certain members of our household spend a lot of time on den blå avis - an online site here in denmark that's actually now owned by eBay, but functions more like craig's list. it's a cornucopia of used goodness and items (and even rabbits and horses and kitties and puppies (but no chickens)) looking for a new home. i am at times dismayed at what husband comes home with and initially, i was a little shocked by the purchase below.

huband bought this big messy-looking pile of wood. it's basically offcuts that a guy who has a little lumberyard had left over. it's the bits that weren't quite perfect enough to be sold as grade A wood to contractors and such. and it looks a bit like maybe he actually paid a guy something for his trash and then will actually need a container (or two) to haul it away. initially i was thinking that it wasn't the best deal he'd ever made.

these big pillars, i was less dismayed about, as they look pretty good and will make a great foundation for a variety of structures around here. he also got 9 pieces of that roofing that's on top of them to protect them from the rain at the moment - and those will make a great roof for a chicken coop, a pig shelter and possibly also my refuge in the garden.

the other day, we visited the wood (hence the photos) and if you look closely, there's a lot of good stuff there. this wood, that would otherwise have been wasted because it wasn't perfect enough for the building industry folks, will now be used by us to build a variety of structures in our garden in the rustic style of the building below. we'll be able to have chickens, a couple of pigs, a place to spend time at the bottom of the garden on a summer day. there's probably even enough for a treehouse for sabin and another rabbit hutch for our bunnies. it's upcycling at its best! purchased via a site that promotes an economy of exchange of goods between local individuals.  the more i think about it, the more i like it!

this building was on the site where we bought the wood. we'll use a similar construction technique on our garden buildings.  i can highly recommend perusing your local version of the den blå avis - you just might find treasure and you'll be supporting your local community and recycling efforts all at the same time. collaborative consumption in action.

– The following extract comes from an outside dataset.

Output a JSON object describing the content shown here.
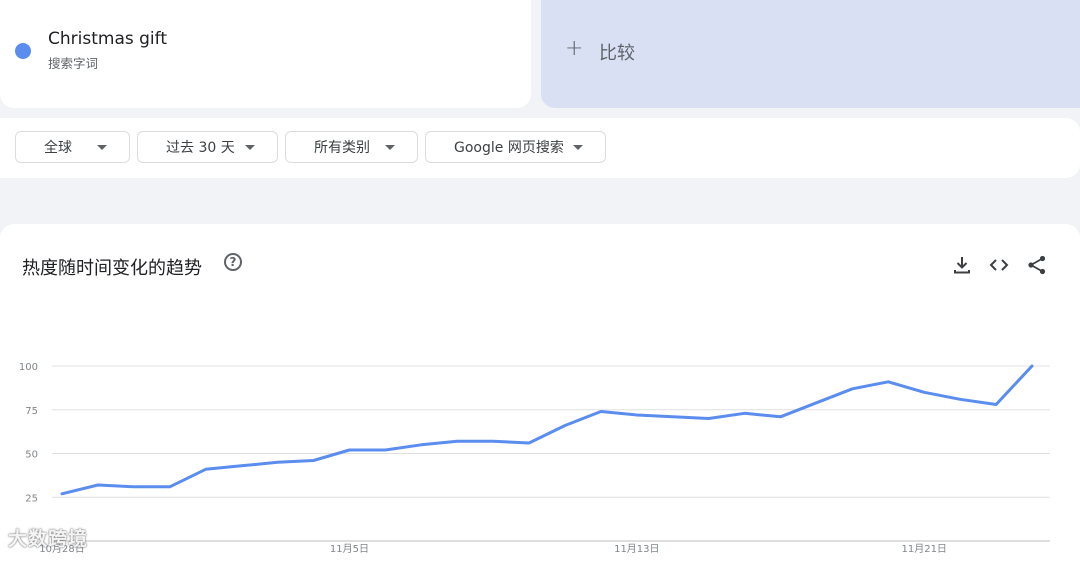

and as soon as it warms up and the building begins, i'll be sharing our progress.